GUYMON, Okla. – Every elite athlete can point to their early development as a starting point to excellence.
For six of the qualifiers to last season’s Wrangler National Finals Rodeo, their foundation was laid in No Man’s Land with their education at Oklahoma Panhandle State University. From world champions like Jeff Willert and Taos Muncy to veterans like Tana Poppino to up-and-coming stars like Seth Glause, Ardie Maier and Cort Scheer, their 2010 seasons were rewards for work that began around Goodwell, Okla., home of one of the premier collegiate rodeo programs in the country.
“It dang sure is a big deal to go to school there and to do well in rodeo,” said Scheer, 24, of Elsmere, Neb., one of three saddle bronc riders to play on the sport’s biggest stage. “When you look at the people who have gone to school there and done well in ProRodeo, it’s a big deal.”
So is the NFR, which takes the top 15 contestants in each event for the season-ending championship. Scheer had the best run of the Panhandle contingent, placing in seven of 10 go-rounds, winning the ninth round and pocketing more than $70,000 during his two-week stay in Las Vegas. All that catapulted Scheer to fourth in the world standings and earnings of better than $152,500.
But that’s in the past, and the future is what’s most important in ProRodeo. That’s why the six NFR qualifiers are already looking forward to getting together the first weekend in May for a little Panhandle State reunion during the Guymon Pioneer Days Rodeo, set for 7:30 p.m. Friday, May 6; 2 and 7:30 p.m. Saturday, May 7; and 2 p.m. Sunday, May 8 at Henry C. Hitch Pioneer Arena.
“That’s just a great rodeo, and it’s one everybody wants to win,” said Muncy, world champion saddle bronc rider. “You always enjoy coming back for the rodeo, but you also want to win it.”
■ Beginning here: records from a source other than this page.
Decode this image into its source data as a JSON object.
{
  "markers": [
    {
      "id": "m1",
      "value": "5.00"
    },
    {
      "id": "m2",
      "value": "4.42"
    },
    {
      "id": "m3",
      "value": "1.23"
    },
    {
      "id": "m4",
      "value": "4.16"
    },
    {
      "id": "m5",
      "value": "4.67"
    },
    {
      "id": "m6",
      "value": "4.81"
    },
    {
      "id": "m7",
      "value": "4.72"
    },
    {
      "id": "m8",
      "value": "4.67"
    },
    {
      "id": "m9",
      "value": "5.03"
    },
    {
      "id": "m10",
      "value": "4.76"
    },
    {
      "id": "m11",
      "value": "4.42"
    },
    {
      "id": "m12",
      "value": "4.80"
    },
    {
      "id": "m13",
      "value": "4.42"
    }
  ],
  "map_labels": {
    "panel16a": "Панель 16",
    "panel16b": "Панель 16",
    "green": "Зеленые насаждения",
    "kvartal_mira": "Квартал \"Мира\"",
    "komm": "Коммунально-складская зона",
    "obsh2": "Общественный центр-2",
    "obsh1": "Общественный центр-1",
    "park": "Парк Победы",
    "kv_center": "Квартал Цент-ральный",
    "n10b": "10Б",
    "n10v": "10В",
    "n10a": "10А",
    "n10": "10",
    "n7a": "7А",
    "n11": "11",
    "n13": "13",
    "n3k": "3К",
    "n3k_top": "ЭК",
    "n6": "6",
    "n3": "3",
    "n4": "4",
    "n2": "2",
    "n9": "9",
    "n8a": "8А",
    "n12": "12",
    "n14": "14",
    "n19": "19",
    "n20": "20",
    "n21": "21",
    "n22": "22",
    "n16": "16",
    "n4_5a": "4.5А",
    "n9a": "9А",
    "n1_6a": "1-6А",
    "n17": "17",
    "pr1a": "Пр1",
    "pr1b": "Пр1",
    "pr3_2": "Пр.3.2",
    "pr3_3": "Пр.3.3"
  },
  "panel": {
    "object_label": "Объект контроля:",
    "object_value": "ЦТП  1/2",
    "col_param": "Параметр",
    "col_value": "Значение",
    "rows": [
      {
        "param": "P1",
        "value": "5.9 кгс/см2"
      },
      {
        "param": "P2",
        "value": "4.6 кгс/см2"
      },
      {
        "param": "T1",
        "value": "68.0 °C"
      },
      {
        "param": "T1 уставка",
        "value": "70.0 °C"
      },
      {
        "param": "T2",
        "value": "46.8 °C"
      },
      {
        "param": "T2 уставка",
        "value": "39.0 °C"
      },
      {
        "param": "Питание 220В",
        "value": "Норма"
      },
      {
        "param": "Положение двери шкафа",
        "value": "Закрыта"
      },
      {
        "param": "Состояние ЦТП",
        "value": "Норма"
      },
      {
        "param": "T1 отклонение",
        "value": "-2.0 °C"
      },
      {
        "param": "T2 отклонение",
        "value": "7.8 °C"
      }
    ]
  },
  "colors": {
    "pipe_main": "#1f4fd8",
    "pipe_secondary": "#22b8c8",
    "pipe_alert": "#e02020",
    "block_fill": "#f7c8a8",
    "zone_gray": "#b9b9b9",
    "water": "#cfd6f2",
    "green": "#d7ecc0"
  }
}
Muncy knows all about that. He won the Guymon title in 2007, the year he won the college and world championships. This past season, he placed in three NFR go-rounds and walked away from the Thomas & Mack Center with $23,444. He finished the year ranked No. 9 with more than $122,000.
But he’s not the only Panhandle State alumnus to have earned that coveted belt that goes to the Guymon champion. Last season, Poppino won the barrel racing crown for the first time in her storied career.
“It feels good to come to this rodeo and do this well,” said Poppino, a three-time NFR qualifier. “This is a really tough place to win because there are so many great girls here. It’s nice to be able to win this one.
“I ran at Guymon’s rodeo while I was still in college and it was just a little rodeo, so it is great to finally win it.”
In Las Vegas this past December, Poppino placed in both the first and second go-rounds, but that was it. She finished with $11,863 in NFR earnings, but it didn’t take away from the phenomenal season that took her to the championship. Besides winning in Guymon, the Big Cabin, Okla., cowgirl also won in Fort Worth.
Wins at big rodeos like Guymon and Fort Worth are a key ingredient in remaining one of the elite contestants in their event. For Willert, the 2005 world champion bronc rider from Belvedere, S.D., big rodeos were instrumental in his qualifying for his sixth trip to the NFR. He won events in Greeley, Colo., and Tucson, Ariz., then finished the season No. 12 in the world standings.
Glause competed in ProRodeo’s grand finale for the second time in his career. A bull rider from Rock Springs, Wyo., the 22-year-old Glause knows just how tough the NFR can be. He placed in just one go-round and left Las Vegas with just $3,672 in earnings. Still, he finished 15th in the world standings and has earned the respect of thousands of other bull riders who have never made it that far.
Until 2010, Maier was in that group, even though he’s been considered one of the top bull riders in the game. Maier, of Timber Lake, S.D., parlayed wins in San Antonio; Fort Madison, Iowa; St. Paul, Ore.; and Union, Ore., into his first NFR qualification.
“That was the best year I’ve had,” Maier said.
Maier rode just two bulls, but he won the final go-round. That’s a pretty nice precursor to kick-starting the new year.
“I didn’t have the greatest finals, but I thought it ended good,” he said. “It felt good.”
And that’s the kind of feeling he hopes will carry him to a second straight trip to the NFR. He knows being consistent is important, just like it was a decade ago when he was part of the Panhandle State rodeo team.
“I always like going back to Guymon, because it’s a great rodeo and you get to see a lot of friends,” Maier said. “One of the years when I was going to school there, I placed in bareback riding in Guymon.
“I’d love to do good in Guymon. I’ve never won Guymon. I’ve ridden some bulls there but never did win it. It’s sure one I’d like to win.”